Gallery: The ferocious pre‑war behemoths of the S.F. Edge Trophy
A century is a long time in terms of automotive tech. In fact, the cars from the original roaring ‘20s are almost unrecognisable from the racers of today. But they can still put on a bloody good show, as the S.F. Edge Trophy reminds us annually.
Unfolding at every Members’ Meeting, the race welcomes Edwardian Specials of a type that raced up to 1923. We’re talking tall, ungainly machines, for whom aerodynamics are an alien concept.
The oldest on the entry list is the 1903 Mercedes 60hp, piloted by Gareth Graham, while at the other end of the power spectrum sits the 1905 Darracq 200hp and the 1909 Benz 200HP ‘Blitzen Benz’, piloted by Mark Walker and Ben Collings respectively. And one car that needs no introduction to fervent Goodwood followers is the 1911 Fiat S76 of Duncan Pittaway – aka the fire-breathing Beast of Turin.
The two-dozen-strong field has taken to the track twice today – first during this morning’s torrential downpour for practice, and then again this afternoon. Three of the aforementioned models found themselves in the top five in practice, with the Beast in second, the Blitzen Benz in fourth and the Darracq in fifth. First in the 15-minute session was Hughie Walker in the 1913 Theophile Schneider Aero, and third was Christopher Mann in the 1923 Alfa Romeo RLTF.
The five-lap first race began just before 17:00, and the imposing machines began body rolling their way around the 2.37-mile circuit. In a dramatic competition, the drivers put on an incredible display of ‘derring-do’, pushing the century-old cars harder than they likely were even in period.

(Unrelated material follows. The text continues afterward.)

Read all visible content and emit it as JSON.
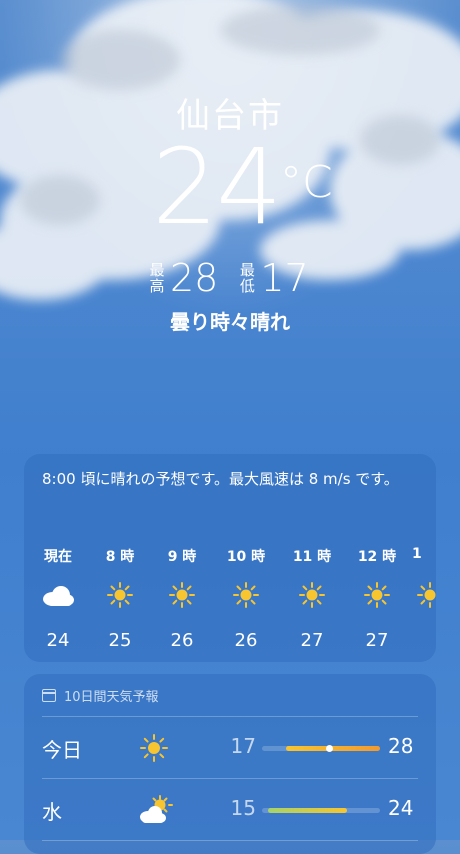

Walker once again came first, finishing his five laps in just 10 minutes and 1 second. Close behind him was the 1916 Sunbeam 'Indianapolis' of Julian Majzub and then the Darracq. What magnificent machines.